→ Work to be completed
Every entry below should be printed exactly.

→ Data to process
■ ■ ■

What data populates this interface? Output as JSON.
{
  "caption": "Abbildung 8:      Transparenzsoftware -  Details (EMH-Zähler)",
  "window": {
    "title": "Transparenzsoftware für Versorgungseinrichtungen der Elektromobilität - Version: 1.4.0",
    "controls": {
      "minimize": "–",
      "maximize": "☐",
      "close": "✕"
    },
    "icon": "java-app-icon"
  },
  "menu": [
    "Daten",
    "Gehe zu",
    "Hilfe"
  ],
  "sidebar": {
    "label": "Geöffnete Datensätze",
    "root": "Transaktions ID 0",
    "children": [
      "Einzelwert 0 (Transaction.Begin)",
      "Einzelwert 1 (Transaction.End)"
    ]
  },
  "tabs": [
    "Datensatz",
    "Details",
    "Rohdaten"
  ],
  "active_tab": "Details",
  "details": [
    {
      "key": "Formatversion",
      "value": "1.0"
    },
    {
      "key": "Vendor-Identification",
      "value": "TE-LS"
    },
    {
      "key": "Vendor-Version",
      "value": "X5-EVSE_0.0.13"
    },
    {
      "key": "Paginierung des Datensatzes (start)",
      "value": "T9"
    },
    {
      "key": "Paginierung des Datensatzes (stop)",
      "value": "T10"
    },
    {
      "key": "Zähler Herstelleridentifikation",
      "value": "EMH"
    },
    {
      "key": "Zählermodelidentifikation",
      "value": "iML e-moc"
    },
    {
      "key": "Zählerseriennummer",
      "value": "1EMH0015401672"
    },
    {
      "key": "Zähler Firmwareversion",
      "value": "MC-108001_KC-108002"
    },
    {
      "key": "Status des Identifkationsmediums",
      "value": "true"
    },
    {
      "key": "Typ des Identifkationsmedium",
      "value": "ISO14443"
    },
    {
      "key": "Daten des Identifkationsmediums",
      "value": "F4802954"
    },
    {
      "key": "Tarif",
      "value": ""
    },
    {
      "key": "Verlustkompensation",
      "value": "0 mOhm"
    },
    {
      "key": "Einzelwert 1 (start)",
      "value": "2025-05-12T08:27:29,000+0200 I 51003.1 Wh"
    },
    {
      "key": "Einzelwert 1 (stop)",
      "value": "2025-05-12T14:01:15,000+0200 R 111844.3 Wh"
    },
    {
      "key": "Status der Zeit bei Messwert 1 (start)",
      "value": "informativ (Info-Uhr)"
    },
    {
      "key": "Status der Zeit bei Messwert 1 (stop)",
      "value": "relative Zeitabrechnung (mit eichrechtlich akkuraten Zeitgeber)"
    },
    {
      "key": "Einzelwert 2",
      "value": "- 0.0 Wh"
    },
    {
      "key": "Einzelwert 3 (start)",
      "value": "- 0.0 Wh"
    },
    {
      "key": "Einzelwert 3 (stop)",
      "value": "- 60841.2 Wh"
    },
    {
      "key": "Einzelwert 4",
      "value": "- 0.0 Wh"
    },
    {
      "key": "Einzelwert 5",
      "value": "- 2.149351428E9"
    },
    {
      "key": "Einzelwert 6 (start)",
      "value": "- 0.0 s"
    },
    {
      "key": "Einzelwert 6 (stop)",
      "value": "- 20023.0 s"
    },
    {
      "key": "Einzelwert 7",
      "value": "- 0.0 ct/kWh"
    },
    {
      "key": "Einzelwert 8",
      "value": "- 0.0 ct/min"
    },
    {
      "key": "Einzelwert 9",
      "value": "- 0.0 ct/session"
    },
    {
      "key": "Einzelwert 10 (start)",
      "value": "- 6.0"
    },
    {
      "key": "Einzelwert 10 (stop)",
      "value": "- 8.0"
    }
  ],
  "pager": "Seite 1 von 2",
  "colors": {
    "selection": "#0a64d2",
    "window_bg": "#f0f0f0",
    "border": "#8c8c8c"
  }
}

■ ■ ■

→ Answer for this exercise
What data populates this interface? Output as JSON.
{
  "caption": "Abbildung 8:      Transparenzsoftware -  Details (EMH-Zähler)",
  "window": {
    "title": "Transparenzsoftware für Versorgungseinrichtungen der Elektromobilität - Version: 1.4.0",
    "controls": {
      "minimize": "–",
      "maximize": "☐",
      "close": "✕"
    },
    "icon": "java-app-icon"
  },
  "menu": [
    "Daten",
    "Gehe zu",
    "Hilfe"
  ],
  "sidebar": {
    "label": "Geöffnete Datensätze",
    "root": "Transaktions ID 0",
    "children": [
      "Einzelwert 0 (Transaction.Begin)",
      "Einzelwert 1 (Transaction.End)"
    ]
  },
  "tabs": [
    "Datensatz",
    "Details",
    "Rohdaten"
  ],
  "active_tab": "Details",
  "details": [
    {
      "key": "Formatversion",
      "value": "1.0"
    },
    {
      "key": "Vendor-Identification",
      "value": "TE-LS"
    },
    {
      "key": "Vendor-Version",
      "value": "X5-EVSE_0.0.13"
    },
    {
      "key": "Paginierung des Datensatzes (start)",
      "value": "T9"
    },
    {
      "key": "Paginierung des Datensatzes (stop)",
      "value": "T10"
    },
    {
      "key": "Zähler Herstelleridentifikation",
      "value": "EMH"
    },
    {
      "key": "Zählermodelidentifikation",
      "value": "iML e-moc"
    },
    {
      "key": "Zählerseriennummer",
      "value": "1EMH0015401672"
    },
    {
      "key": "Zähler Firmwareversion",
      "value": "MC-108001_KC-108002"
    },
    {
      "key": "Status des Identifkationsmediums",
      "value": "true"
    },
    {
      "key": "Typ des Identifkationsmedium",
      "value": "ISO14443"
    },
    {
      "key": "Daten des Identifkationsmediums",
      "value": "F4802954"
    },
    {
      "key": "Tarif",
      "value": ""
    },
    {
      "key": "Verlustkompensation",
      "value": "0 mOhm"
    },
    {
      "key": "Einzelwert 1 (start)",
      "value": "2025-05-12T08:27:29,000+0200 I 51003.1 Wh"
    },
    {
      "key": "Einzelwert 1 (stop)",
      "value": "2025-05-12T14:01:15,000+0200 R 111844.3 Wh"
    },
    {
      "key": "Status der Zeit bei Messwert 1 (start)",
      "value": "informativ (Info-Uhr)"
    },
    {
      "key": "Status der Zeit bei Messwert 1 (stop)",
      "value": "relative Zeitabrechnung (mit eichrechtlich akkuraten Zeitgeber)"
    },
    {
      "key": "Einzelwert 2",
      "value": "- 0.0 Wh"
    },
    {
      "key": "Einzelwert 3 (start)",
      "value": "- 0.0 Wh"
    },
    {
      "key": "Einzelwert 3 (stop)",
      "value": "- 60841.2 Wh"
    },
    {
      "key": "Einzelwert 4",
      "value": "- 0.0 Wh"
    },
    {
      "key": "Einzelwert 5",
      "value": "- 2.149351428E9"
    },
    {
      "key": "Einzelwert 6 (start)",
      "value": "- 0.0 s"
    },
    {
      "key": "Einzelwert 6 (stop)",
      "value": "- 20023.0 s"
    },
    {
      "key": "Einzelwert 7",
      "value": "- 0.0 ct/kWh"
    },
    {
      "key": "Einzelwert 8",
      "value": "- 0.0 ct/min"
    },
    {
      "key": "Einzelwert 9",
      "value": "- 0.0 ct/session"
    },
    {
      "key": "Einzelwert 10 (start)",
      "value": "- 6.0"
    },
    {
      "key": "Einzelwert 10 (stop)",
      "value": "- 8.0"
    }
  ],
  "pager": "Seite 1 von 2",
  "colors": {
    "selection": "#0a64d2",
    "window_bg": "#f0f0f0",
    "border": "#8c8c8c"
  }
}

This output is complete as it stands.